[Opening Data for this task section]

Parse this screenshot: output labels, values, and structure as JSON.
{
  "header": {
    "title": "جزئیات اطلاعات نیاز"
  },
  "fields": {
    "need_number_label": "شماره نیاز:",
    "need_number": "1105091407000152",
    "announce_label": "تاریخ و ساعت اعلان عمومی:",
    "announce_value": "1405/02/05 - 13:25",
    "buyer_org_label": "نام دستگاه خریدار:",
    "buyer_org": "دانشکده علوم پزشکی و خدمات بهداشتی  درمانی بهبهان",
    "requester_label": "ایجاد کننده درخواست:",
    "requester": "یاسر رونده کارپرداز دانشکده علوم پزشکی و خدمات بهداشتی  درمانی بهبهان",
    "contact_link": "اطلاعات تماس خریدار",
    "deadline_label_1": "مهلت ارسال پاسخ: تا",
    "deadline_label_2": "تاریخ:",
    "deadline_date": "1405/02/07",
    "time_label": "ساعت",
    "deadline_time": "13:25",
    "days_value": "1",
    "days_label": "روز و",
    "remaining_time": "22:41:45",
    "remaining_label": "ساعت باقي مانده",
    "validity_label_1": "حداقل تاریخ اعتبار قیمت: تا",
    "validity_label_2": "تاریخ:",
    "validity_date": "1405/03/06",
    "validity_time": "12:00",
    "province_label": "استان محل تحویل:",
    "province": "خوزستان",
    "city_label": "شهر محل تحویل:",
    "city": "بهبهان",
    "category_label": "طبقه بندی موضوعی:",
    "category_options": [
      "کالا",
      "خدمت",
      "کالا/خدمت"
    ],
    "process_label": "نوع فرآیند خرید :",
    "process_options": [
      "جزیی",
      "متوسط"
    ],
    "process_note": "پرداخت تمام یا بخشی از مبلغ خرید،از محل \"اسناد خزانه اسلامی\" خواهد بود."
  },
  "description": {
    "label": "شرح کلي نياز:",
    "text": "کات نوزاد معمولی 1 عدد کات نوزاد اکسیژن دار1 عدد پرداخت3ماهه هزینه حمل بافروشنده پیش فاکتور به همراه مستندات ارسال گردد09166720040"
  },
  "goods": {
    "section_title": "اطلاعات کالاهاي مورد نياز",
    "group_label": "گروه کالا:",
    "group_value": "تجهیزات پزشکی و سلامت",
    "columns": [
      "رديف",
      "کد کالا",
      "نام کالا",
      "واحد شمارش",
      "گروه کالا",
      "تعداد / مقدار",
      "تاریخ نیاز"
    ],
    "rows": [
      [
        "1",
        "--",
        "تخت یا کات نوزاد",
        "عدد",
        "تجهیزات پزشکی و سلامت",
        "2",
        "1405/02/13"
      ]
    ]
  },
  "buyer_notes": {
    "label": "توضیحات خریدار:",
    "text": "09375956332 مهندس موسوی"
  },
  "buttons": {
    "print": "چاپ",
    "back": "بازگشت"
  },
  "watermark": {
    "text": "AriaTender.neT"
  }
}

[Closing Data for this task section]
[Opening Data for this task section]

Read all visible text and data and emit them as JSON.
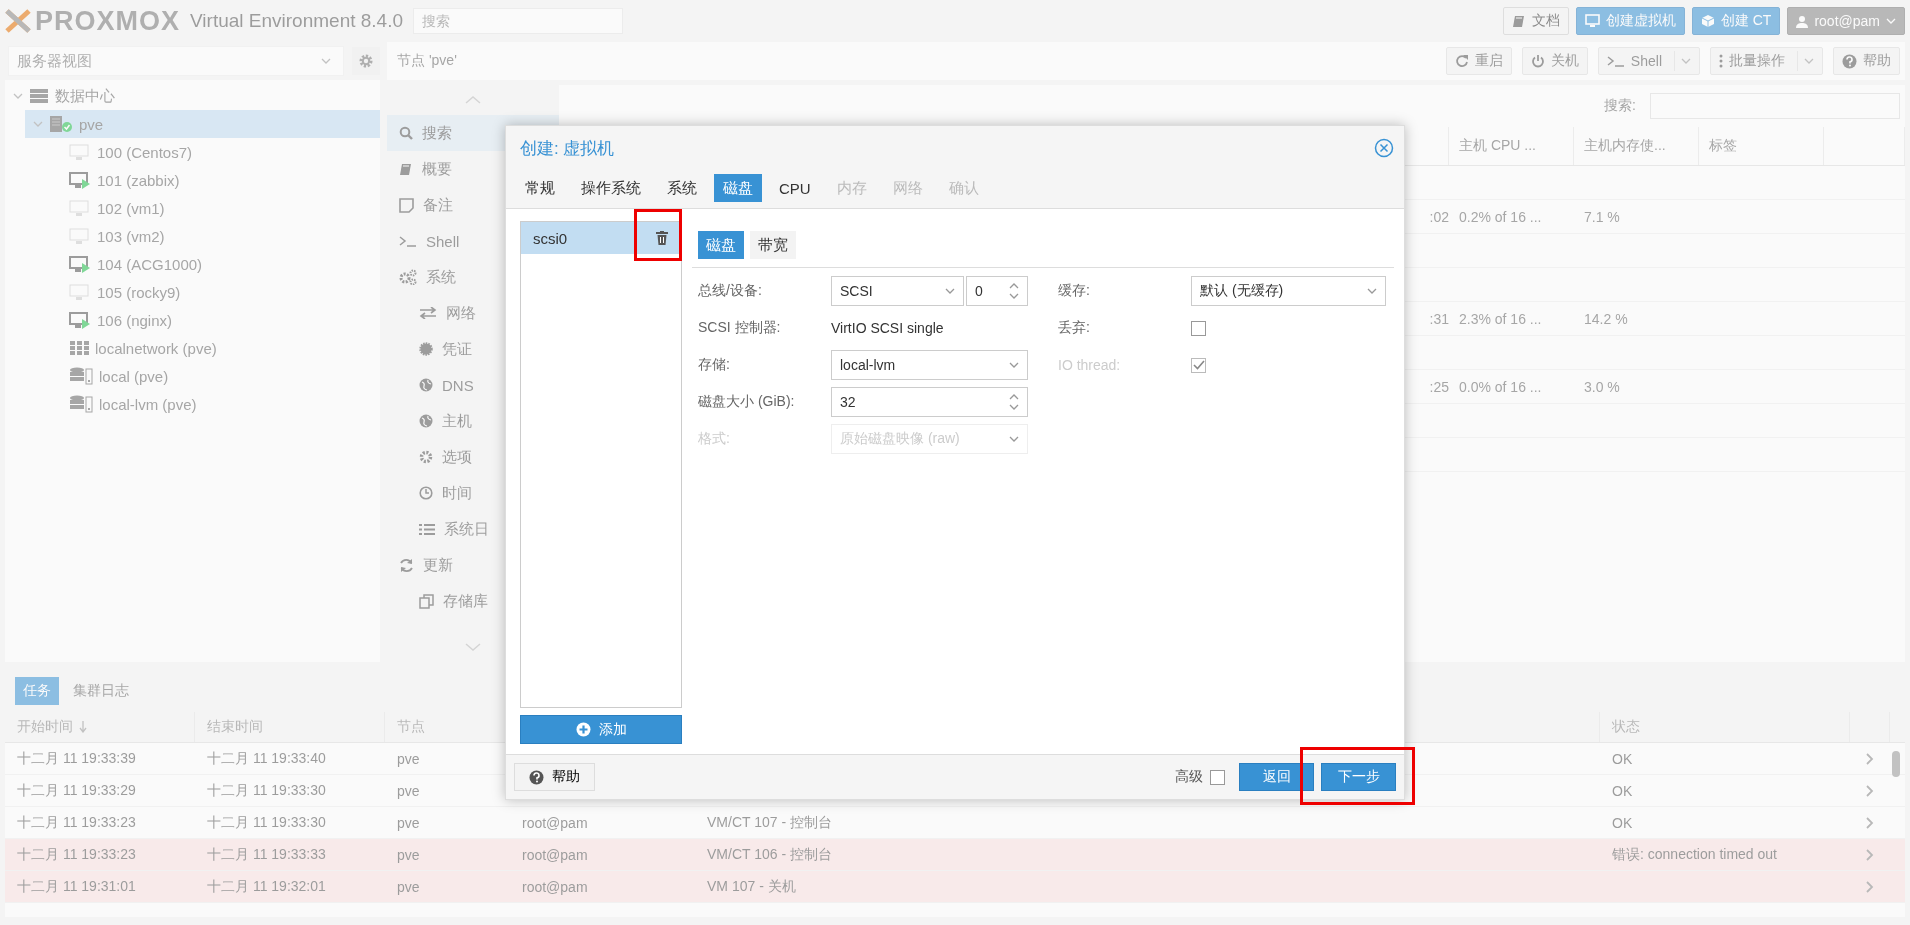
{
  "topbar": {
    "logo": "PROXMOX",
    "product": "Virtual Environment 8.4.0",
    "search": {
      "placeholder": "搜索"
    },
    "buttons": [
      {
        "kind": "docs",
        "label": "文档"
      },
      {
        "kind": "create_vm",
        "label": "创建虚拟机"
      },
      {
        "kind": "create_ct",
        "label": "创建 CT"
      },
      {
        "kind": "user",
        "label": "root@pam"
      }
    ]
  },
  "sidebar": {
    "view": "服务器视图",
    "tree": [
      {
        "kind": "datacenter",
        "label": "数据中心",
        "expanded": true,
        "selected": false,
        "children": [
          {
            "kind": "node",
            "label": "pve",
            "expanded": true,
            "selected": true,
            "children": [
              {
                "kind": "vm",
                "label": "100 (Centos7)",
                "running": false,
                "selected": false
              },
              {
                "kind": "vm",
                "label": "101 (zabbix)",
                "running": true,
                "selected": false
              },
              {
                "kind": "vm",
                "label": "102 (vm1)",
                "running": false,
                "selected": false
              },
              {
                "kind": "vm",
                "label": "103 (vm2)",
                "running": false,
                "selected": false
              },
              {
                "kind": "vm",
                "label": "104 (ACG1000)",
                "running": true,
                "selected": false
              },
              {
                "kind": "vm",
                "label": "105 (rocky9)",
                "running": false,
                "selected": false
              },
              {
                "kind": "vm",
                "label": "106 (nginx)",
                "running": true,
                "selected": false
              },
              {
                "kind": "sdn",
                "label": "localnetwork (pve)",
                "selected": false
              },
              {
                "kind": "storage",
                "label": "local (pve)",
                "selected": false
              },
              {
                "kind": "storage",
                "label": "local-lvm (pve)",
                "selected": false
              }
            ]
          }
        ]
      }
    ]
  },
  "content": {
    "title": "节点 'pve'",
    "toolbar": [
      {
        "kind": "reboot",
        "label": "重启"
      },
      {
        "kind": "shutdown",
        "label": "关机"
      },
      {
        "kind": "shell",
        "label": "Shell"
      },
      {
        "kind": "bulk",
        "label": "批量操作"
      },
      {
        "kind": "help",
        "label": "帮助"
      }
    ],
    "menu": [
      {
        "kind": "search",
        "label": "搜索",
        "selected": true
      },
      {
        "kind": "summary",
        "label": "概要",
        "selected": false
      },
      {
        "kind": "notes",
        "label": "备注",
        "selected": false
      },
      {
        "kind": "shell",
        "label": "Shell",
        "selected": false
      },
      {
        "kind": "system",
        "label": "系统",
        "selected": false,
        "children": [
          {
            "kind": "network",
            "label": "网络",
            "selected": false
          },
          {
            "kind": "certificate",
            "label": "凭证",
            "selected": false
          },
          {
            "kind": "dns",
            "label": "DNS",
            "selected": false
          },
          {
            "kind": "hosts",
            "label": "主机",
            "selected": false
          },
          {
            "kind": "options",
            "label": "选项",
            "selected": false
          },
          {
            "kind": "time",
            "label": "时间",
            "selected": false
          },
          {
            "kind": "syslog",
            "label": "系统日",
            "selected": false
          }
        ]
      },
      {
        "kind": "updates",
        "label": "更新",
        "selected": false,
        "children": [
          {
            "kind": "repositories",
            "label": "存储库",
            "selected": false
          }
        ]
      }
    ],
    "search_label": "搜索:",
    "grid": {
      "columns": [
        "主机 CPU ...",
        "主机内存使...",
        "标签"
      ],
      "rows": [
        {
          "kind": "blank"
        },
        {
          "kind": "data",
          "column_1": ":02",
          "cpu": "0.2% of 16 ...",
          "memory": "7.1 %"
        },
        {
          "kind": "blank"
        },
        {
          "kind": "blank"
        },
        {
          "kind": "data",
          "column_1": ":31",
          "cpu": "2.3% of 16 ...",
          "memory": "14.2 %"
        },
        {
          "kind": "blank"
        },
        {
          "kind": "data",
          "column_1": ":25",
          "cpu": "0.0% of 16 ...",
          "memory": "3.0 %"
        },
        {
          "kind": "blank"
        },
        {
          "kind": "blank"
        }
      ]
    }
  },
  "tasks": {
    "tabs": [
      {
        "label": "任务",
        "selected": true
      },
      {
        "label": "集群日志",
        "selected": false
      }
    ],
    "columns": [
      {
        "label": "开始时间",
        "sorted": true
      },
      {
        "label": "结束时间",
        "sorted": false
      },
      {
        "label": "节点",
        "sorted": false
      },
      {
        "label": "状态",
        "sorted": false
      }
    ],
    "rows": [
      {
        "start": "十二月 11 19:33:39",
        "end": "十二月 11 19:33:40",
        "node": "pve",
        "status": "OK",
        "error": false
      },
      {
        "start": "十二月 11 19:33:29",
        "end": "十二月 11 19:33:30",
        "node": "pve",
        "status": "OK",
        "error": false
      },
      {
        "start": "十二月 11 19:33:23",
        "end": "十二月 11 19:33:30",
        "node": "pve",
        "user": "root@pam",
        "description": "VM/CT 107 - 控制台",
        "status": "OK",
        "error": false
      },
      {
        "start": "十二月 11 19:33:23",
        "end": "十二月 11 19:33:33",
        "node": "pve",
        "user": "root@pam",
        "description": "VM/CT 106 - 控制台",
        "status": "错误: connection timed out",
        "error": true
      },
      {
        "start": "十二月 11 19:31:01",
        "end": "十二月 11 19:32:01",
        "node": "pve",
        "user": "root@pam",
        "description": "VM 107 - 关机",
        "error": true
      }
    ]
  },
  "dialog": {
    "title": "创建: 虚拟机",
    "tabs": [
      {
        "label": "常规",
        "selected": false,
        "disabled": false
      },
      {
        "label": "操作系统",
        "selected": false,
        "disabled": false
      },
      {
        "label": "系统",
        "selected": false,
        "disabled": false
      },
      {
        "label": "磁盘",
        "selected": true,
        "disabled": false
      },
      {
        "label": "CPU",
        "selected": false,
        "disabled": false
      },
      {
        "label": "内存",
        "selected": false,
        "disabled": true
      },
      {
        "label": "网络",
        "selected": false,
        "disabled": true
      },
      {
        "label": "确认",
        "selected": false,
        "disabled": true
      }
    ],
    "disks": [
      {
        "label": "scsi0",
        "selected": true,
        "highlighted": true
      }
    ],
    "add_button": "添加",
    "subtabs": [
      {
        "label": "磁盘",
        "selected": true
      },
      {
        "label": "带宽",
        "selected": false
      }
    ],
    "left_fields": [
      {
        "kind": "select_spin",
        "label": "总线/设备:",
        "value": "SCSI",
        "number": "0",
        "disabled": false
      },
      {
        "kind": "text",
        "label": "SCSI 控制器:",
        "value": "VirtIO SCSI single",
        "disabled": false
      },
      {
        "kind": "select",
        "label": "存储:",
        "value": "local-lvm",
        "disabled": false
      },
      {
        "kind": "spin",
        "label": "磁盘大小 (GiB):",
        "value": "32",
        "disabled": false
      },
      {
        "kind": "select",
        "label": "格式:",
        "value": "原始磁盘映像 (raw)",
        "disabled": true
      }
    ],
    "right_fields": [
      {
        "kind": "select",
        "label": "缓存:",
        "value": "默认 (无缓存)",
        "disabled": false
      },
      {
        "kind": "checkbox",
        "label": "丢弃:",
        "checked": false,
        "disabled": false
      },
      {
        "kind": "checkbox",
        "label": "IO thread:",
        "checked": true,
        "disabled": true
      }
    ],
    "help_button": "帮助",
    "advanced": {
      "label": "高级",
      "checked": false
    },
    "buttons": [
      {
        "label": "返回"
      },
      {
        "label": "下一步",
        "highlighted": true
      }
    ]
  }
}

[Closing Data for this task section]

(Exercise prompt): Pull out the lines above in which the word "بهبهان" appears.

(Response):
    "buyer_org": "دانشکده علوم پزشکی و خدمات بهداشتی  درمانی بهبهان",
    "requester": "یاسر رونده کارپرداز دانشکده علوم پزشکی و خدمات بهداشتی  درمانی بهبهان",
    "city": "بهبهان",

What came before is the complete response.